As he leads the police response to the school shooting in Parkland, Florida, Broward County Sheriff ScottIsrael is likely enduring some of the toughest days of his career. And he’s probably looking to his Jewish faith to guide him through it.
Israel is the county’s first Jewish sheriff, and it’s an identity he has embraced. A 2016 campaign flier reported on that year by the South Florida Sun-Sentinel centers on the role that faith in general, and Judaism in particular, plays in his life.
“My Jewish faith is a central part of my entire life,” the flier quotes Israel as saying. “My late father Sonny Israel fought in the Korean War and became a police officer because he believed in the call from the Talmud that ‘Whoever saves one life saves an entire world.’ Those words guided my brother and I, as we also became police officers.”
Israel is the sheriff in charge of the area that includes Marjory Stoneman Douglas High School, where 17 faculty and students were killed by a gunman on Wednesday. Israel’s children, triplets, had attended the school.
In a video recorded by a local NBC affiliate, he called the mass shooting a “horrific, homicidal, detestable act.”
“This is a terrible day for Parkland, Broward County, the state of Florida and the United States,” he told reporters that day. “My very own triplets went to that school and graduated, in Stoneman Douglas. They played football and lacrosse at that school. It’s just catastrophic. There really are no words.”
In speeches, Israel is known to quote the Bible. A 2013 Sun-Sentinel article about him quoted a speech in which he referenced “Eishet Chayil,” the Jewish poem about a valorous woman excerpted from Proverbs and traditionally sung on Friday night, as well as Ecclesiastes.
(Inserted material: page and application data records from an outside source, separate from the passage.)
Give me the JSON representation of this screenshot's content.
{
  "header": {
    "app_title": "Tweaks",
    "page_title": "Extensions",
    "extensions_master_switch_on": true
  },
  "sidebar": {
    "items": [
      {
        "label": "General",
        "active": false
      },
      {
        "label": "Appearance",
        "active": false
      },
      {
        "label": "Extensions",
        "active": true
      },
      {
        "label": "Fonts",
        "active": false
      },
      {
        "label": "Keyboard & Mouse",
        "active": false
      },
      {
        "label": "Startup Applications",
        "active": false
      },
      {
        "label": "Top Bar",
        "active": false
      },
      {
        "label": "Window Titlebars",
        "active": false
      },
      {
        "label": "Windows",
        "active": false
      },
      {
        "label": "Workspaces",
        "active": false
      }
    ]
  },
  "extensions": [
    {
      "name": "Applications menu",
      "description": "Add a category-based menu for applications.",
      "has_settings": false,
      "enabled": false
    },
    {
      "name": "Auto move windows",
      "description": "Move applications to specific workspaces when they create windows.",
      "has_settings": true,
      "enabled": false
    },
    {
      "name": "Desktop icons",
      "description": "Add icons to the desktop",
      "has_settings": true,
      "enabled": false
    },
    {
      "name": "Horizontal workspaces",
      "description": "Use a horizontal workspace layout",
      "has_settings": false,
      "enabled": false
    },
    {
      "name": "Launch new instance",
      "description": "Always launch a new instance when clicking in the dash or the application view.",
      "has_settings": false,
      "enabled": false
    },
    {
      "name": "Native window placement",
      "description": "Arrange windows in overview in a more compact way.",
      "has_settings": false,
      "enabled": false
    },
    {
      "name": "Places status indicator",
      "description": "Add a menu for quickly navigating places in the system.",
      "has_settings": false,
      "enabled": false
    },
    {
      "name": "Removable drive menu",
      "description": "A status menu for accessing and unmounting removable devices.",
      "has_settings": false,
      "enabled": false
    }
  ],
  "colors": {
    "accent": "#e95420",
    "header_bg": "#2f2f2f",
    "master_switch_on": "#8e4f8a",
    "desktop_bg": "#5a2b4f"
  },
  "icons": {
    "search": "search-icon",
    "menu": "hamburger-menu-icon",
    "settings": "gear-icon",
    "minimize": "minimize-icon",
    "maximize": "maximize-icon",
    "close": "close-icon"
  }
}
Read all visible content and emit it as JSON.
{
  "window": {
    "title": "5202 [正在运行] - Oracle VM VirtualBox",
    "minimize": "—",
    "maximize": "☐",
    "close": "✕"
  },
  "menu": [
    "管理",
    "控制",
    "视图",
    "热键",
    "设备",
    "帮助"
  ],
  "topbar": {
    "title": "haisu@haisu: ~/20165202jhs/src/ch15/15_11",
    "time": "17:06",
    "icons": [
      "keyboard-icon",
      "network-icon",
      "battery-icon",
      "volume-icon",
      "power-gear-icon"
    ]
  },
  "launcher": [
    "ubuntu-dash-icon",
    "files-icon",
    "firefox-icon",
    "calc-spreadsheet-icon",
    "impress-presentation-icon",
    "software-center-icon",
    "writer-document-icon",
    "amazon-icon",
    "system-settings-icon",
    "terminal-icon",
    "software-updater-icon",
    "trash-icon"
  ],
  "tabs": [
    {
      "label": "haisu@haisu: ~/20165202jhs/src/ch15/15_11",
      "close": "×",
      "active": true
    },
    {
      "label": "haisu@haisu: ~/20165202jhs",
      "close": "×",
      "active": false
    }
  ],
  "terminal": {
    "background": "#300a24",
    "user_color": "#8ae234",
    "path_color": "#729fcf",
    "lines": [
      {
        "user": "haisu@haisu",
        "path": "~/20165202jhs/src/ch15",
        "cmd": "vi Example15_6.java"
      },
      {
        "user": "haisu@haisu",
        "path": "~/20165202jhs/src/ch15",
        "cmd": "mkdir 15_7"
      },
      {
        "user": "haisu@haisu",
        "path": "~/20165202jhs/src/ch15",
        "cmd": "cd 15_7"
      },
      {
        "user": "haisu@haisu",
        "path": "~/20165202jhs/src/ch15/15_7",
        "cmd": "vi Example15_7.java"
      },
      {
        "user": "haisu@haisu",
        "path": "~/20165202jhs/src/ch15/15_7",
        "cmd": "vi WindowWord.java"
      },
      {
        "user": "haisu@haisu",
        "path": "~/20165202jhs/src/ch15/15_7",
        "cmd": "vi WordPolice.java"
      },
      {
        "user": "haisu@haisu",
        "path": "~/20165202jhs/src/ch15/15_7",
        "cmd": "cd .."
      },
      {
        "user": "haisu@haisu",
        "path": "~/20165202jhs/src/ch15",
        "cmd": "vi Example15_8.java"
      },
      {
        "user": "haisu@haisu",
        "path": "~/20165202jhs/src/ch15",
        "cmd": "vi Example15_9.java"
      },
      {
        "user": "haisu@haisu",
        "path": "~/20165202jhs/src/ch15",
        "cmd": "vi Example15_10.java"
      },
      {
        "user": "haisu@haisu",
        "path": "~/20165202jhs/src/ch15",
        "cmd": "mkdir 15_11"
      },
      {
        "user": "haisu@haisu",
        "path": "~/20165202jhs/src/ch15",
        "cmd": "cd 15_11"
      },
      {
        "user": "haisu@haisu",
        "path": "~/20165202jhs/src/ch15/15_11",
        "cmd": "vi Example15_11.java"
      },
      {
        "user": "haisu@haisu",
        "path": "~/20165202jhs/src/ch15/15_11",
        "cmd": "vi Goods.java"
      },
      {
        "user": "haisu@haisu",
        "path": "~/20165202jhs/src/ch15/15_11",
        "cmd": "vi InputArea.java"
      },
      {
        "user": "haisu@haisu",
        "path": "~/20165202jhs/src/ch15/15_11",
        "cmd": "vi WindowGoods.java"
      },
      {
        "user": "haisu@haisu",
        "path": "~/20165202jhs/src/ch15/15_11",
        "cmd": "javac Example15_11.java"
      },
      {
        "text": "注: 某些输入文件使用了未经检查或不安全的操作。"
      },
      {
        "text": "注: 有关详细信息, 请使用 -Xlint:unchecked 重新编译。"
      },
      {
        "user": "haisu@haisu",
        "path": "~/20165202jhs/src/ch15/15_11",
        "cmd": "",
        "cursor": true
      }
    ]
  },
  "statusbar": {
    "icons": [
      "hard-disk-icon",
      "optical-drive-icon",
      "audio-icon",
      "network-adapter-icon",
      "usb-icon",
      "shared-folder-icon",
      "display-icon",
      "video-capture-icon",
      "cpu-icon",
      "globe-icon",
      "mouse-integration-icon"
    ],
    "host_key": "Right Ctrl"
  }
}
“As Broward’s first Jewish sheriff, I carry a heavy burden knowing I am making history,” the campaign flier said. “That is why I always strive to do what is right, what is best, what will help people. This is why this message is important — regardless of your personal faith — because I want my children and grandchildren to always be able to look back with pride someday at my legacy as they continue to pass down our faith and legacy of public service.”